In 1923 Gummer, one of the most outstanding architects working in New Zealand in the first half of the twentieth century, joined with Charles Reginald Ford (1880-1972) to create an architectural partnership of national significance. The practice was responsible for the design of the Dilworth Building (1926), Auckland, the Dominion Museum (1936) and the State Insurance Building (1940), both Wellington. Gummer and Ford were awarded Gold Medals by the New Zealand Institute of Architects for their designs of the Auckland Railway Station and Remuera Library.
Gummer was also responsible for the Bridge of Remembrance, Christchurch and the Cenotaph in Dunedin (1927), and the stylistically and structurally advanced Tauroa (1916), Craggy Range (1919), Arden (1926) and Te Mata (1935) homesteads at Havelock North. Elected a Fellow of the New Zealand Institute of Architects in 1914, he was president of the Institute from 1933-4 and was later elected a life member.

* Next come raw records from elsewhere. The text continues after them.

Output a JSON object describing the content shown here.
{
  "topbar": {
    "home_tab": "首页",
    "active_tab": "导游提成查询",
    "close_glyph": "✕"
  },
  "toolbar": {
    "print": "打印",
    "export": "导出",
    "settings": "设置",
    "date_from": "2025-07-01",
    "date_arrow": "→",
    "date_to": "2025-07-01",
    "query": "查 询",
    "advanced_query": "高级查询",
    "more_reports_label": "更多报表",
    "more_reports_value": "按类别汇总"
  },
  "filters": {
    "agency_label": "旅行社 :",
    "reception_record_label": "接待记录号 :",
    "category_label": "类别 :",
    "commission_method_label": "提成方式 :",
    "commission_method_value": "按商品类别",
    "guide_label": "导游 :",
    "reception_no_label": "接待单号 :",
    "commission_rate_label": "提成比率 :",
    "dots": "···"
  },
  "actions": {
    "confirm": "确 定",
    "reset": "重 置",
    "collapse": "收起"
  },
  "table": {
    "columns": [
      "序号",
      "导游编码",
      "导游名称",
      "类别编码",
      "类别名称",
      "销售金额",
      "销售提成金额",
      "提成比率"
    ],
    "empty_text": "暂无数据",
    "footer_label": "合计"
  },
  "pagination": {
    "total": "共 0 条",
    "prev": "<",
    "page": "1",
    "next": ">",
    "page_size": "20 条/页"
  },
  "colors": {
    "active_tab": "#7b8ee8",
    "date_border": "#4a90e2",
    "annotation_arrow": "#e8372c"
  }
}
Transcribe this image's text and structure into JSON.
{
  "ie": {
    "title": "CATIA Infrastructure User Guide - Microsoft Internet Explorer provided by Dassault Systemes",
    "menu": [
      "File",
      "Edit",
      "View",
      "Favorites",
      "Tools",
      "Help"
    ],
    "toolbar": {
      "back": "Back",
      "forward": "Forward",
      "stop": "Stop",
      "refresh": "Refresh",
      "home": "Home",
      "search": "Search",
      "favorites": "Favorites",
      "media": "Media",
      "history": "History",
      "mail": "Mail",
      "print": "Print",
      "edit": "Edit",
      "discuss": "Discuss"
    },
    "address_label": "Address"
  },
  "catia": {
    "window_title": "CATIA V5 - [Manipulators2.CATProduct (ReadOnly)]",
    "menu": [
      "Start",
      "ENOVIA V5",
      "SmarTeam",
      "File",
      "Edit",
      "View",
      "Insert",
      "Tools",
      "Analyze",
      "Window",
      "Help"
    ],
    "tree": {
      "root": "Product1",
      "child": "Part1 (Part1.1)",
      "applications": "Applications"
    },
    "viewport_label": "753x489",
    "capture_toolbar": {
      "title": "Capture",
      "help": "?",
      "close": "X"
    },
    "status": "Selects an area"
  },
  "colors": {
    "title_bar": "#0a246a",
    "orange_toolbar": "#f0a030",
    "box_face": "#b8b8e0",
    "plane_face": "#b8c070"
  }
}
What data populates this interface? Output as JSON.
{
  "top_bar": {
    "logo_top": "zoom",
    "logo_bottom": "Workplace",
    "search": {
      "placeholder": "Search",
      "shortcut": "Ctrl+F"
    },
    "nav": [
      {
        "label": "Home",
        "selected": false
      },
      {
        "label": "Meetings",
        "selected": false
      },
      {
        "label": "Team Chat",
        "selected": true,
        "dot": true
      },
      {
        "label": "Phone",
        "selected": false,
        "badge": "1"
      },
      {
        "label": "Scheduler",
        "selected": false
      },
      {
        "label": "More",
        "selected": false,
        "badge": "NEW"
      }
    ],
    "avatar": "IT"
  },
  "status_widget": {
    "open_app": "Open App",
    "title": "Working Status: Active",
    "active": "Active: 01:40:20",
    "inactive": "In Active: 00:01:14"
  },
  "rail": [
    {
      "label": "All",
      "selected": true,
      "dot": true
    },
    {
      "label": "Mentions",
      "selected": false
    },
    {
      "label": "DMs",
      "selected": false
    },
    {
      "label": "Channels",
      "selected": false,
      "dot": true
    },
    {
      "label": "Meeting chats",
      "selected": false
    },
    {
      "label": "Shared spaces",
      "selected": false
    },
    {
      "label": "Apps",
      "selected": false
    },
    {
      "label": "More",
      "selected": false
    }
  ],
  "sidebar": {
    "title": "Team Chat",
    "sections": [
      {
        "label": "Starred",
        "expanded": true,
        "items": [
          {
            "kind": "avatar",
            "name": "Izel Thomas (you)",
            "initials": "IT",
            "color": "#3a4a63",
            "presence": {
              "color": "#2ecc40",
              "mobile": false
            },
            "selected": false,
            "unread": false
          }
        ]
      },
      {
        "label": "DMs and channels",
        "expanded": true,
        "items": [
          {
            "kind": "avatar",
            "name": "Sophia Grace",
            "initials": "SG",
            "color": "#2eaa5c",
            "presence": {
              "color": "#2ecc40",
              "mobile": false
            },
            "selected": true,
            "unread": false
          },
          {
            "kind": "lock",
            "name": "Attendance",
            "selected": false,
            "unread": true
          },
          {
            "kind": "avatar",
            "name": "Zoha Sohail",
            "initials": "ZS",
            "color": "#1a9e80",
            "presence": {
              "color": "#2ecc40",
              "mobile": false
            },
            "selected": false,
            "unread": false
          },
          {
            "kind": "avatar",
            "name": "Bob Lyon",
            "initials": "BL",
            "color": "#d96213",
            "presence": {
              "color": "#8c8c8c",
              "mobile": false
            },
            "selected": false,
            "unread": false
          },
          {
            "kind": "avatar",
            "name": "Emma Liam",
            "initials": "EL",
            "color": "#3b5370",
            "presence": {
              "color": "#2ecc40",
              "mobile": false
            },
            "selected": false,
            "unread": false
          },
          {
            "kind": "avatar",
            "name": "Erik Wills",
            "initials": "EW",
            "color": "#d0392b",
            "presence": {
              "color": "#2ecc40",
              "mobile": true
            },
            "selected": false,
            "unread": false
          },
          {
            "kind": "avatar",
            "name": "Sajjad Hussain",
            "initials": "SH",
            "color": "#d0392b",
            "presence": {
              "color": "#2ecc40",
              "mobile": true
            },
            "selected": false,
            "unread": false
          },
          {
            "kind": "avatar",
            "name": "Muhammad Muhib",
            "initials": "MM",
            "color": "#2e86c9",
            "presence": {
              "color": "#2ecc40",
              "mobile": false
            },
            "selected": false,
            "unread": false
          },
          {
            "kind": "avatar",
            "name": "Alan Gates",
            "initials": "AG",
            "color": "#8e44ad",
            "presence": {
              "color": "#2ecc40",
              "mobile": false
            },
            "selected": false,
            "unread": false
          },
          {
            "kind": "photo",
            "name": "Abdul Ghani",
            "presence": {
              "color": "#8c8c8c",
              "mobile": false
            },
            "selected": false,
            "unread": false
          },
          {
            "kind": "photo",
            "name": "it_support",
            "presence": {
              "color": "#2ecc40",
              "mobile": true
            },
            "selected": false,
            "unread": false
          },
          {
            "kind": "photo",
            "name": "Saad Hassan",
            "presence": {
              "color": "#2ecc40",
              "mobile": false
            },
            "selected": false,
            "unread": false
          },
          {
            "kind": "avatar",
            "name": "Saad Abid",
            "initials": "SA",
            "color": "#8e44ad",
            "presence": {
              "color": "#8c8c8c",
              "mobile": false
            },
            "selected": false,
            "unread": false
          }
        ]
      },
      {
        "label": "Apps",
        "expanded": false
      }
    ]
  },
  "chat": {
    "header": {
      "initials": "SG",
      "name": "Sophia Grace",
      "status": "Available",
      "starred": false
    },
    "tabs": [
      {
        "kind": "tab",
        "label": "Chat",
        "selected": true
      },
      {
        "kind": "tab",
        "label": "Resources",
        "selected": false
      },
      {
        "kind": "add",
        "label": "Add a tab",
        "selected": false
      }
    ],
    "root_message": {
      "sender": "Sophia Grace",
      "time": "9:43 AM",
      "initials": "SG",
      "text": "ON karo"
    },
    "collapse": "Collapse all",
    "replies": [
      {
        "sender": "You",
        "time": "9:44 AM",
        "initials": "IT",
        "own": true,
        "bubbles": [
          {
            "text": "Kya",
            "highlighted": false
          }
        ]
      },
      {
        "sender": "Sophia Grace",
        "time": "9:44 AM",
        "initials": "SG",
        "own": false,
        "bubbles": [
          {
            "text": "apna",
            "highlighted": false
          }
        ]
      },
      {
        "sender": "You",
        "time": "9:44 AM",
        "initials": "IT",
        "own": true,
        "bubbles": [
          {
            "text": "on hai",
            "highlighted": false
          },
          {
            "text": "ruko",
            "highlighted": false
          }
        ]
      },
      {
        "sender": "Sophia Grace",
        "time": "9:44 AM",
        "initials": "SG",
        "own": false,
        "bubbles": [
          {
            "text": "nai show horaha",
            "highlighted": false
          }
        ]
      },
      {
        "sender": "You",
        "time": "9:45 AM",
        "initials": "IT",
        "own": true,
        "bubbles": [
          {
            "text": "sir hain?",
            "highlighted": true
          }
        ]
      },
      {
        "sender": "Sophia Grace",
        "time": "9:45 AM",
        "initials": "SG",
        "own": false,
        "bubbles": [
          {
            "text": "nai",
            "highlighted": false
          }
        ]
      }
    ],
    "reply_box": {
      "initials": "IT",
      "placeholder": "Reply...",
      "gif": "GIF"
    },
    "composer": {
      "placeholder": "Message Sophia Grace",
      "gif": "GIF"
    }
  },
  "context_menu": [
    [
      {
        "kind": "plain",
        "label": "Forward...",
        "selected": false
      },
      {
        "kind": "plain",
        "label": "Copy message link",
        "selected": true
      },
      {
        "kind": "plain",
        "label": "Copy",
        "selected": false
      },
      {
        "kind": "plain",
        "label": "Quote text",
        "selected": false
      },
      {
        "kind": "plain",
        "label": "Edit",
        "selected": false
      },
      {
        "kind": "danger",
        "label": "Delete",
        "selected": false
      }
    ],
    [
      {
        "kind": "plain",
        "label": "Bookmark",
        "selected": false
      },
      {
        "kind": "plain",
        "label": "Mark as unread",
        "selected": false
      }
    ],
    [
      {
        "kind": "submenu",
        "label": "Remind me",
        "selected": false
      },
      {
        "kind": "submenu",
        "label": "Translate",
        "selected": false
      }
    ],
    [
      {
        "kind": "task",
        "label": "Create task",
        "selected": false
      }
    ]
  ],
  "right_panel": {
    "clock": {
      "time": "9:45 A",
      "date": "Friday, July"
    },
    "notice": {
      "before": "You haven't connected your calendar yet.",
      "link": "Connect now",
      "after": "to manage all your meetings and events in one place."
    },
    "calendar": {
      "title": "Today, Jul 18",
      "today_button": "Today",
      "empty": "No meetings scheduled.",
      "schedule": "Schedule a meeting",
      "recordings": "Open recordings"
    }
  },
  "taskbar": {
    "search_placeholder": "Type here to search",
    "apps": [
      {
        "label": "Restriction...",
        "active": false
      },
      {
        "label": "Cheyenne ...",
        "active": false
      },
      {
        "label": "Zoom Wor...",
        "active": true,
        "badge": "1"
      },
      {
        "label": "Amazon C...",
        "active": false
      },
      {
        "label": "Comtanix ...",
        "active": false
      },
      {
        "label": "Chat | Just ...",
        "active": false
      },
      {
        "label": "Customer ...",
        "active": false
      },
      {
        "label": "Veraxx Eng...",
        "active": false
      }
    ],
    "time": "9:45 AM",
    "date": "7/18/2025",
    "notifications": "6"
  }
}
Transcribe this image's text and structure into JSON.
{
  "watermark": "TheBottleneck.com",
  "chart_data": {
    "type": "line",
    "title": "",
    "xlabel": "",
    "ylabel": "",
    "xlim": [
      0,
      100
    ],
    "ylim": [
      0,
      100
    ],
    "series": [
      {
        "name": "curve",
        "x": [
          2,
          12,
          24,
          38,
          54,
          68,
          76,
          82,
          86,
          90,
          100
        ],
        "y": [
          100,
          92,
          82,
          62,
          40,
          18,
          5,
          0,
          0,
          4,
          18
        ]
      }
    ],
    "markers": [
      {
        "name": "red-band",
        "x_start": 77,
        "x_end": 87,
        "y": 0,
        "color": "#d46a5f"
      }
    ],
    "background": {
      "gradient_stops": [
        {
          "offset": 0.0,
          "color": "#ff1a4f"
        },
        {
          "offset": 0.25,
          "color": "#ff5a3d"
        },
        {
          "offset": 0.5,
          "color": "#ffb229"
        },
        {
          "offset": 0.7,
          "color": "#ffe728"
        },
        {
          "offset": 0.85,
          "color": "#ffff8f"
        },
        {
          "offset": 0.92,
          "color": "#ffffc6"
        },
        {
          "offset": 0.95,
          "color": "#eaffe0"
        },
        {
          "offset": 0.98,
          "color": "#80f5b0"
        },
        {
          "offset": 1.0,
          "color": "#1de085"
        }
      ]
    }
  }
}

Gurnsey, Frederick George
Frederick George Gurnsey (1868 - 1953) was born in Wales. He was apprenticed to Harry Hems and Company, a leading ecclesiastical carving firm in Exeter, and worked for them once his apprenticeship was complete. Gurnsey visited New Zealand in 1904-1905 and returned in 1907 when he was appointed as an instructor at the Canterbury College School of Art in Christchurch. At the School of Art he taught carving, modelling, casting, enamelling and metalwork, and was the acting director of the school from September 1917 to April 1920. He resigned in 1923 to become a full-time carver.
Gurnsey executed thousands of carvings, in both wood and stone, for churches, civic buildings, public monuments and various private commissions. Some of his more prominent carvings include the reredos in the Christchurch cathedral, his work in the Chapel of St Michael and St George, the carvings on the Bridge of Remembrance in Christchurch (1924), those on the Massey Memorial in Wellington (1930), and those in the Church of the Good Shepherd at Tekapo.(1935). During the Depression Gurnsey diversified into making domestic furniture. He has been described as 'one of the greatest European carvers ever to have worked in New Zealand', although due to his personal modesty and the way in which carving falls somewhere between fine arts and craft, his achievements have, until recently, largely been unrecognised. Confident with carving in both wood and stone, Gurnsey was responsible for many beautiful works, particularly in the South Island.
20th August 2001
Report Written By
Dictionary of New Zealand Biography
Dictionary of New Zealand Biography
J.A.B. Crawford, 'Upham, Charles Hazlitt 1908-1994', Vol 5, 1941-1960, Auckland, 2000, pp.531-533
Chris MacLean and Jock Phillips, The Sorrow and the Pride: New Zealand War Memorials, Wellington, 1990
Geoffrey Thornton, Cast in Concrete: Concrete Construction in New Zealand 1850-1939, Auckland, 1996